▶ [Entries provided]
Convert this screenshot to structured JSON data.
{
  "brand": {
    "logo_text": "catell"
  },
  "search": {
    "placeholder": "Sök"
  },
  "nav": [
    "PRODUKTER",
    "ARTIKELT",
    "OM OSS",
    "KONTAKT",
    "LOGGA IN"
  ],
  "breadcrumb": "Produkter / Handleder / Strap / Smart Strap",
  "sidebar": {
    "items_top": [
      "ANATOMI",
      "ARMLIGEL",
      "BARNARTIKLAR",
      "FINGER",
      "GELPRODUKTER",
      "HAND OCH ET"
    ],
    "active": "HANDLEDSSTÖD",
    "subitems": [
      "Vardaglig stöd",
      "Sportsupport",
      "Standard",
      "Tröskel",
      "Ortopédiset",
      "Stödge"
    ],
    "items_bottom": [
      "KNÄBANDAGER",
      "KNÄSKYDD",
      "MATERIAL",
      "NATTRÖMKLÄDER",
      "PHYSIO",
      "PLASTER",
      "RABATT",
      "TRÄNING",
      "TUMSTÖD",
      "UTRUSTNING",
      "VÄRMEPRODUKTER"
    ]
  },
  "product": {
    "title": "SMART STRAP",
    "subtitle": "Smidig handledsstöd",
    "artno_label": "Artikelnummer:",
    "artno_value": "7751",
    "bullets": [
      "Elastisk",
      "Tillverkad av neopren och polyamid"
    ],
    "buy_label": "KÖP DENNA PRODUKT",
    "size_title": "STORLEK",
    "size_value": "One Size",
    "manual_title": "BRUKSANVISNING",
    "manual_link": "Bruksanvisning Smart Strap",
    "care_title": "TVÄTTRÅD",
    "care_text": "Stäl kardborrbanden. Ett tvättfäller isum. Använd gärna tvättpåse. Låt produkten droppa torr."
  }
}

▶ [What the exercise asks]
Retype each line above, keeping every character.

▶ [Result]
Convert this screenshot to structured JSON data.
{
  "brand": {
    "logo_text": "catell"
  },
  "search": {
    "placeholder": "Sök"
  },
  "nav": [
    "PRODUKTER",
    "ARTIKELT",
    "OM OSS",
    "KONTAKT",
    "LOGGA IN"
  ],
  "breadcrumb": "Produkter / Handleder / Strap / Smart Strap",
  "sidebar": {
    "items_top": [
      "ANATOMI",
      "ARMLIGEL",
      "BARNARTIKLAR",
      "FINGER",
      "GELPRODUKTER",
      "HAND OCH ET"
    ],
    "active": "HANDLEDSSTÖD",
    "subitems": [
      "Vardaglig stöd",
      "Sportsupport",
      "Standard",
      "Tröskel",
      "Ortopédiset",
      "Stödge"
    ],
    "items_bottom": [
      "KNÄBANDAGER",
      "KNÄSKYDD",
      "MATERIAL",
      "NATTRÖMKLÄDER",
      "PHYSIO",
      "PLASTER",
      "RABATT",
      "TRÄNING",
      "TUMSTÖD",
      "UTRUSTNING",
      "VÄRMEPRODUKTER"
    ]
  },
  "product": {
    "title": "SMART STRAP",
    "subtitle": "Smidig handledsstöd",
    "artno_label": "Artikelnummer:",
    "artno_value": "7751",
    "bullets": [
      "Elastisk",
      "Tillverkad av neopren och polyamid"
    ],
    "buy_label": "KÖP DENNA PRODUKT",
    "size_title": "STORLEK",
    "size_value": "One Size",
    "manual_title": "BRUKSANVISNING",
    "manual_link": "Bruksanvisning Smart Strap",
    "care_title": "TVÄTTRÅD",
    "care_text": "Stäl kardborrbanden. Ett tvättfäller isum. Använd gärna tvättpåse. Låt produkten droppa torr."
  }
}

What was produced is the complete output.